This past week we have been reflecting on our inner guru in yoga classes. As we breath, we are to look inside and seek out our inner guru, the voice that speaks to us when we are tired, overworked, distracted, etc. My inner guru is my father. I think he always has been. He is the one who pushes me harder, makes me grit my teeth and push farther and to smile and congratulate myself when I finish (the ultimate Rocky jogging and punches). He has always spoke to me about looking up to God, listening to Him and allowing Him to guide me. We are not really religious, but my father has always spoken to me about never being alone because "if God be for me, who can be against me." It is not a question, but a statement.
I look up only to realize the scenery has started changing. I went from sandy rocks to green grass and large thick trees. The sun has gone behind the mountain and the trees are even louder with cicadas. The shade cools my sweaty back and I reach my hands over my head to stretch out the weariness of my shoulders. That is where I hold tension and anxiety. When I breath with difficulty, it is also where I feel the pain because getting air into my tummy is harder. The shade releases some pressure of the need to push so hard. I put my hands on my head and walk with my chest open and breath deeply using the 2, 2 method that runners use.
I look around and miss my family immensely. If only they could be here, to see this with me. As much as I love this journey I am on, I am so sorry to have left them to experience it. I know in my heart that they are happy for me, but to find my worlds so far apart makes it harder to love it all the time. I remember when we used to go camping as a family. Pitching the tents, letting the dogs run lose, getting up at the crack of dawn to fish, making breakfast over the fire. Good times before life set in. When all was peaceful and the world was our oyster.
I find myself rooting through enormous boulders, climbing over large flat rocks with spaced between too small to accommodate my hiking boots. It is a pleasant change in scenery, but it keeps going steadily up and up. Rocks to climb over, rocks to climb under like a version of boot camp. I find myself jogging a bit through it all. Though I do stop to take a few pictures of the wonderful rock formations.
As I get around the rocks, it opens up and I am finally at the peak of the hike. Surrounded by trees, grass, but I can see the city just over the tips of the leaves. It is stunning. I can see the redness of the clay and dirt on the mountain facing me. The breeze blows coolness on my neck and shoulders. A gentle reprieve for the arduous hike up. I long to stay and enjoy it, but I know my time is limited. The sun is setting and I do not want to be caught up here in the dark. Talk about facing some demons then!
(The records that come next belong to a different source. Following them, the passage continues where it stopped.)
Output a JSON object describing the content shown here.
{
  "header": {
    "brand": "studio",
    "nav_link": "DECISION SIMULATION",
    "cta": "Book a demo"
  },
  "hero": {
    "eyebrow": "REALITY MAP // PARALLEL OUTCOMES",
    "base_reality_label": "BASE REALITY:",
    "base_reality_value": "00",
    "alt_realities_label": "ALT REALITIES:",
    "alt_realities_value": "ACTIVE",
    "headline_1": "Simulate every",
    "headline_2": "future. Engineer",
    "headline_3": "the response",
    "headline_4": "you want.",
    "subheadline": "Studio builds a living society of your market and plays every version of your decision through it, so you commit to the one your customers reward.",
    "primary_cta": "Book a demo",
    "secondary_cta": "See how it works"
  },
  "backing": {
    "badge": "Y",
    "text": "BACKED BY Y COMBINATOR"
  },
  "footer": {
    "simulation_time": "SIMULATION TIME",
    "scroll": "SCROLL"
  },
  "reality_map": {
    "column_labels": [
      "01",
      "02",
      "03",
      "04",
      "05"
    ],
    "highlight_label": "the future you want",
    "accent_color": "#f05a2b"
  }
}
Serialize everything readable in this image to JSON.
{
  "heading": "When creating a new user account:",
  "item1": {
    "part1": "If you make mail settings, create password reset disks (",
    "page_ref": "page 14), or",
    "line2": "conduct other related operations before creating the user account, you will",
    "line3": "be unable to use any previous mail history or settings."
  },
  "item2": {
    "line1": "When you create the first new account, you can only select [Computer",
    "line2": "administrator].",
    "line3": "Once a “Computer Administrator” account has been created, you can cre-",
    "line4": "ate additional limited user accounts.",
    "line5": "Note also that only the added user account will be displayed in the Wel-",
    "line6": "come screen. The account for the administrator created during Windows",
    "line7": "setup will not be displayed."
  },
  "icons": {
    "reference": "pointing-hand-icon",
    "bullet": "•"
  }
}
The faster it descends, the faster my feet want to hop and skip over the rocks. I am exhilarated to know I am on the other side. I did it. I have made my very first hike by myself. I have to be careful though as hoping through the rocks can turn my ankle if I am not more careful. I slow down a bit to drink more water. Seriously, what did we do before Camelbacks?
As I joyfully jog down the final stretch, I see the cars sprinting by on the freeway. I have made it!! I did it! I cannot believe how wonderful it feels to know I just made a split decision to do this and I did it. I am so proud of myself.
Ashma = 0
Me = 1
(major Rocky fist pumping)